A month or two ago, Amy Isaman, author and writing coach, started a virtual group with the goal of “let’s write the damn book!” Not only is it an honor to be a founding member, but it is also quite helpful. Amy has scheduled several writing sessions a week when we meet via Zoom and write for a two hour stretch. We all work on our own WIP’s, hold each other accountable and support one another. Amy also provides excellent workshops and Q&A sessions. The concept might sound a little strange. We are all working from our own homes around the country and we are writing. You might wonder why we can’t just write on our own. Well, we can. But coming together provides a sense of community, we get to share ideas and it’s less lonely.
Not only have I attended writing workshops offered by Story Circle Network, Writer’s League of Texas and Amy Isaman, but I am currently taking a five week course from The Attic Institute of Portland and have registered for another.
There are millions of workshops out there and I recommend doing some research before committing to any one. Don’t waste your time or your money. Evaluate your needs and look for good reviews. Research the instructor. You don’t have to have an MFA to be an excellent writer. Finding a community of writers and good workshops are super helpful though. Again, talent and drive can only take you so far. Writing is a craft requiring learned skills and a community of collaborators. Writing is communication; it is useless to write into a void.
JOURNALING, MORNING PAGES AND PRACTICE
For several decades I gave up on journaling; I am not sure why. When the pandemic started and we went on lockdown, I began to journal again. I wanted to make sure to have a personal account of all the incredible things that were (are) happening in these unprecedented times. I am so glad to be back in the habit again. It helps my overall writing.
I have also started the habit of Julia Cameron’s “Morning Pages.” Every morning instead of scrolling through the news and social media feeds, I pick up my “Morning Pages” notebook and write stream-of-consciousness three pages in long-hand. A lot of junk comes out of that, but there is good stuff too.
Besides journaling and morning pages, I practice. That is, I play with words, sentence structure and experiment with writing styles and cadence.
Another form of practice is this blog. I am committed to posting something new each week. Since January I have missed two weeks: the week of my daughter’s wedding and the week of an impromptu family reunion. Some weeks I have to force myself to “throw” something out there, anything. Other weeks are more successful. Ironically, the posts I put less effort in are often the ones that get the most feedback. Go figure. The reasons for having a blog are as follows: it serves as a platform to share my random thoughts; the feedback feeds my writing by building my confidence as a writer; it serves as practice; it reminds me that people actually read what I write which makes me work harder at writing better and makes me careful about what I say and how I say it.

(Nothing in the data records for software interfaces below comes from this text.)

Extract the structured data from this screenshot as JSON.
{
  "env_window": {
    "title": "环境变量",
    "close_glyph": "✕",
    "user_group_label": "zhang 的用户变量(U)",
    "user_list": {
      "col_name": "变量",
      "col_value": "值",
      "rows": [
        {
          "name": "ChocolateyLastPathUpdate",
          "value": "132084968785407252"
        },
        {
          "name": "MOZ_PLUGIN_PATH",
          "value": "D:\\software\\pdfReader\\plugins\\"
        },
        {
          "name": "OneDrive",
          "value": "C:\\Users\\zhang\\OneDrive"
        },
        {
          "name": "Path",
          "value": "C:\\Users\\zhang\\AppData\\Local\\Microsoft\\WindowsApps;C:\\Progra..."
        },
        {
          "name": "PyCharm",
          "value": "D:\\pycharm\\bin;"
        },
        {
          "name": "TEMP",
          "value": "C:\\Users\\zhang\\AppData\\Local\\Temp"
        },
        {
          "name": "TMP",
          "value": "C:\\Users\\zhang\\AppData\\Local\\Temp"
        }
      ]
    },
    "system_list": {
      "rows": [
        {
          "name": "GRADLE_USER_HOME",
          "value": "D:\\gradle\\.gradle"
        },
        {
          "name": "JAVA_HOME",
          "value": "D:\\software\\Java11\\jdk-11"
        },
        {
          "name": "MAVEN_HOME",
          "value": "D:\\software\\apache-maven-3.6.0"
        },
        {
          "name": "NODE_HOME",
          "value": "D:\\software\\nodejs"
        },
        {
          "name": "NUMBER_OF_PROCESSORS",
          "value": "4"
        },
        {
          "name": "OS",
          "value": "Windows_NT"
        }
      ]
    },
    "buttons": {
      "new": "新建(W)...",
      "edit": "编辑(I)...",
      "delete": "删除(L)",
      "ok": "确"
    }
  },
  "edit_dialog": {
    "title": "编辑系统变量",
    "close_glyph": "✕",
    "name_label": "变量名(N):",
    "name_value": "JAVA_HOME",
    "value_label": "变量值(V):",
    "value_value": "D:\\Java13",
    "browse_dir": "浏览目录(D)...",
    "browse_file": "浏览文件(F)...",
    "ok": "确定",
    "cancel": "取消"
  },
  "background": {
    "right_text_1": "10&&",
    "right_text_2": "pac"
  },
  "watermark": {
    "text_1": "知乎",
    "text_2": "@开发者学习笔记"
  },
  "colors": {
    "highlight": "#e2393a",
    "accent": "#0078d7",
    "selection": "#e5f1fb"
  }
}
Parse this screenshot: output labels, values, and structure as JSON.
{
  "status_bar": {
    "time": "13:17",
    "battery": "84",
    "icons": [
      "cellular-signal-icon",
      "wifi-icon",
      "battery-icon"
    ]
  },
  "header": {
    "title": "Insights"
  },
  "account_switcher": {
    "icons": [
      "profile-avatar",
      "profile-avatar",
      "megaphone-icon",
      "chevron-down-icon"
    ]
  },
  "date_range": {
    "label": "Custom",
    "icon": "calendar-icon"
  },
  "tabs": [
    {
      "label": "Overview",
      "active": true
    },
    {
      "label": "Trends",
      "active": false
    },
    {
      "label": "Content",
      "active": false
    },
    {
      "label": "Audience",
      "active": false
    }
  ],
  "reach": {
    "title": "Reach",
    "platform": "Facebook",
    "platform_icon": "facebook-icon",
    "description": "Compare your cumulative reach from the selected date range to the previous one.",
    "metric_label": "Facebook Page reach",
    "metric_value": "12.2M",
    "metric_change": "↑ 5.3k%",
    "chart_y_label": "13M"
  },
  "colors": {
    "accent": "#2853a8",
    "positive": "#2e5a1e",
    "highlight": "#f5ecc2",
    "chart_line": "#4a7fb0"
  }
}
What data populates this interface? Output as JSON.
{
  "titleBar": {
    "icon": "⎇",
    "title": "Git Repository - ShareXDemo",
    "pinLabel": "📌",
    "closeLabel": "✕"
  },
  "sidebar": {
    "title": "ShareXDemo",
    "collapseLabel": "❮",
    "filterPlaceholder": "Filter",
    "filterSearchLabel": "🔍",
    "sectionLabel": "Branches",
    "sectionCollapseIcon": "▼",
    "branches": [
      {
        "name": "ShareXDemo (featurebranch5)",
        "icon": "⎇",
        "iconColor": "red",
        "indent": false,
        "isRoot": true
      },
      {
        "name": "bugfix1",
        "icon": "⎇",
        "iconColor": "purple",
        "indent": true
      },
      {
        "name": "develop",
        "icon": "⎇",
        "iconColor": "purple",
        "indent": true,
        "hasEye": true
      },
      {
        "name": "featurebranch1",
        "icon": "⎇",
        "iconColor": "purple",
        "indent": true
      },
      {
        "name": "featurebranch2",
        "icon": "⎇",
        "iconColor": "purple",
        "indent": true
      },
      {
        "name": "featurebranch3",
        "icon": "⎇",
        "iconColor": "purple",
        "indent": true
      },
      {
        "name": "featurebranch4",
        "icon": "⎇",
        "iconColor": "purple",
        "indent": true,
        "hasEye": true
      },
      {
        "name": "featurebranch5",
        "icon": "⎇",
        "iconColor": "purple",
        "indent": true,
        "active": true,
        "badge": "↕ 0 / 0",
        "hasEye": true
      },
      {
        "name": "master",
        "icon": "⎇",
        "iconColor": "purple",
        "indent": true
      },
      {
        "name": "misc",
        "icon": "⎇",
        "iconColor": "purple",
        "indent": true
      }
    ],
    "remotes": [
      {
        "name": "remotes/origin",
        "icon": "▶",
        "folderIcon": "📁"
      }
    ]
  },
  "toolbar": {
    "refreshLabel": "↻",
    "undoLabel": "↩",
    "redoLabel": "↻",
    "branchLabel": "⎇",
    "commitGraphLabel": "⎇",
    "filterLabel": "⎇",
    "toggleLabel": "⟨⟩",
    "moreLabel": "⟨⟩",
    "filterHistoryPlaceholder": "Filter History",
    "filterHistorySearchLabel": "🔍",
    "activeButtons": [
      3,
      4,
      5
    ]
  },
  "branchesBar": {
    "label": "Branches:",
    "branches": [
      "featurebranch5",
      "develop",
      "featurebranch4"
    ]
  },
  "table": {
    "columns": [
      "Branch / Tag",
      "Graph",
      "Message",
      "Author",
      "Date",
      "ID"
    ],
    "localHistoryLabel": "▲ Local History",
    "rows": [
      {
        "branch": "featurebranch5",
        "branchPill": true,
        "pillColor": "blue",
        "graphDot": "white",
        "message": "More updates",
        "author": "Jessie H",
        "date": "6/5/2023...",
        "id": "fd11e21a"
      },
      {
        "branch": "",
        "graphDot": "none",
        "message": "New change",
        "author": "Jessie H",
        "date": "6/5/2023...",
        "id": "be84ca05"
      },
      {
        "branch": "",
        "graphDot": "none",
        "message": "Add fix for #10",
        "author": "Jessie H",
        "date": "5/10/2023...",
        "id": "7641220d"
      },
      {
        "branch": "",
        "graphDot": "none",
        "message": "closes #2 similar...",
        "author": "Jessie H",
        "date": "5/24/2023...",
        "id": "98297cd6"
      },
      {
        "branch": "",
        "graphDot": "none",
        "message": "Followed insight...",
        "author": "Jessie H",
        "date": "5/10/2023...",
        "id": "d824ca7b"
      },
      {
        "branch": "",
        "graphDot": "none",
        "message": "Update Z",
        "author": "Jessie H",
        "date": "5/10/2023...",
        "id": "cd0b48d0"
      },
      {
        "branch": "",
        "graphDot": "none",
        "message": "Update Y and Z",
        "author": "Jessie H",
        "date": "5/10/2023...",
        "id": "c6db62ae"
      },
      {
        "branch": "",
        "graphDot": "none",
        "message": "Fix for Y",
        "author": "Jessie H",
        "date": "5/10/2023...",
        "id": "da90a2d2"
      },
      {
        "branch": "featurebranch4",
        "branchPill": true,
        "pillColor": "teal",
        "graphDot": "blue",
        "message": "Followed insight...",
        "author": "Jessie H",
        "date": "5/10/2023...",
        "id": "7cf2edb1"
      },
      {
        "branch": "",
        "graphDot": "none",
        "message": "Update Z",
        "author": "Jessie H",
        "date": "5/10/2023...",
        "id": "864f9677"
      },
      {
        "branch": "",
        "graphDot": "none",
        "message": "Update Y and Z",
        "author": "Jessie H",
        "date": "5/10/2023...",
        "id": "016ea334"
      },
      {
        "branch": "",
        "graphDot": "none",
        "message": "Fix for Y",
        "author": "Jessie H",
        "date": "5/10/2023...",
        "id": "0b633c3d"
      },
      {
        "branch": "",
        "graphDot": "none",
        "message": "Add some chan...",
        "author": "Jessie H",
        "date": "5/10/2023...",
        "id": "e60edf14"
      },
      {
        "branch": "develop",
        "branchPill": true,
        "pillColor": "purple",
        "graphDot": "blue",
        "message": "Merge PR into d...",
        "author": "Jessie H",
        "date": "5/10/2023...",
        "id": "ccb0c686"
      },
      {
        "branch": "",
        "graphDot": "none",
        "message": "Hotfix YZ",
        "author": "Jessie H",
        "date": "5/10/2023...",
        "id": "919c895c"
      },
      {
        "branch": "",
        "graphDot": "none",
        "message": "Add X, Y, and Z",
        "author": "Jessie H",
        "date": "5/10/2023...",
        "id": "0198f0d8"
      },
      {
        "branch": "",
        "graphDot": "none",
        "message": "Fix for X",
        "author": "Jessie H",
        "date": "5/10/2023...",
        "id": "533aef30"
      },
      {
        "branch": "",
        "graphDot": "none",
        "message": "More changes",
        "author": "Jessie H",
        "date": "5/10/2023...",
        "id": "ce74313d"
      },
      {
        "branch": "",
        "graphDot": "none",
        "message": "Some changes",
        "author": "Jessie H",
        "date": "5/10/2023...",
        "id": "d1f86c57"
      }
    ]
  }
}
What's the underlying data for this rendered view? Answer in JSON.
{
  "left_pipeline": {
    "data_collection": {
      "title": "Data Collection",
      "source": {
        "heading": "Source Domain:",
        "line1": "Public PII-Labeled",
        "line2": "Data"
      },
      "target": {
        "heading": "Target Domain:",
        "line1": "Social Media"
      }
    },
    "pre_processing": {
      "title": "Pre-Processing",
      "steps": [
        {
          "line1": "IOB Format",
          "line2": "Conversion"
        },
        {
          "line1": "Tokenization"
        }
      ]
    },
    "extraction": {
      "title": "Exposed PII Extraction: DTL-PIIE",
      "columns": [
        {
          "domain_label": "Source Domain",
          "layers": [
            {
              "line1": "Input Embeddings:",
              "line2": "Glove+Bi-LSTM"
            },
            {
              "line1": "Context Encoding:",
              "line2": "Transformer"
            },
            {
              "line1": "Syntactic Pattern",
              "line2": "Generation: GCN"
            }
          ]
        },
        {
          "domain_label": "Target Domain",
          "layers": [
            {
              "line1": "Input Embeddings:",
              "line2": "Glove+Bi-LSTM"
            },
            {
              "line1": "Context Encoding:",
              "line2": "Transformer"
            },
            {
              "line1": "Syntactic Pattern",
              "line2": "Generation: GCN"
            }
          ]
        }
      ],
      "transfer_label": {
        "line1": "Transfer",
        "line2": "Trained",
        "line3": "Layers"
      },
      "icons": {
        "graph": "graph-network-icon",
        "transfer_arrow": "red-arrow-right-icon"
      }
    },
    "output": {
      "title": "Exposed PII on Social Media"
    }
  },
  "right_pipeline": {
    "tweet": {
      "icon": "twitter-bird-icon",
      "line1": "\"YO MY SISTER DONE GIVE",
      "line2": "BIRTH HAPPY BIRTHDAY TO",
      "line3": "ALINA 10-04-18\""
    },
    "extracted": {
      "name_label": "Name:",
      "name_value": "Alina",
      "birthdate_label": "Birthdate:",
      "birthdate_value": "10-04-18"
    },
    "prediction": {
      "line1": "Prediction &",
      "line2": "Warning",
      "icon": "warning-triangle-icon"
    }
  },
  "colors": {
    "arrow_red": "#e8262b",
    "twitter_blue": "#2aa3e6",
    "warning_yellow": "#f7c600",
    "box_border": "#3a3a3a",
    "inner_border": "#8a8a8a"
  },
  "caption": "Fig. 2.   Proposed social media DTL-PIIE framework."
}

WRITING ABOUT WRITING
Writing about writing as I am doing now, provides me with the metacognitive insight to better understand my own relationship to the craft of writing. I am also sharing my experiences with others and maybe helping other writers in their own writing journeys.
READING ABOUT WRITING
There are a lot of crappy books on writing, find the good ones. In a future blog post I will share an annotated bibliography of some of my favorites.
Reading is the single best way to become a better writer. Read everything. Read all the time.
Every Sunday I make a list of things to accomplish and add it to my weekly planner. I follow this list and my calendar religiously. If it’s on the list, it gets done. This serves as a guide and gives me a sense of accomplishment.
Every time I sit down to write, I start by reading a poem or two. This has been my habit the whole of my writing life. Poetry influences my prose writing and I believe poetry is reflected in my writing and makes it better.
This is how I scaffold my own writing practice. It is a combination of all of the above and it works for me. Find what works for you and dedicate yourself to it. And create!
Story Circle Network https://www.storycircle.org/
Writer’s League of Texas https://writersleague.org/
Let’s Write the Book Club https://amyisaman.com/letswrite/
Attic Institute http://atticinstitute.com/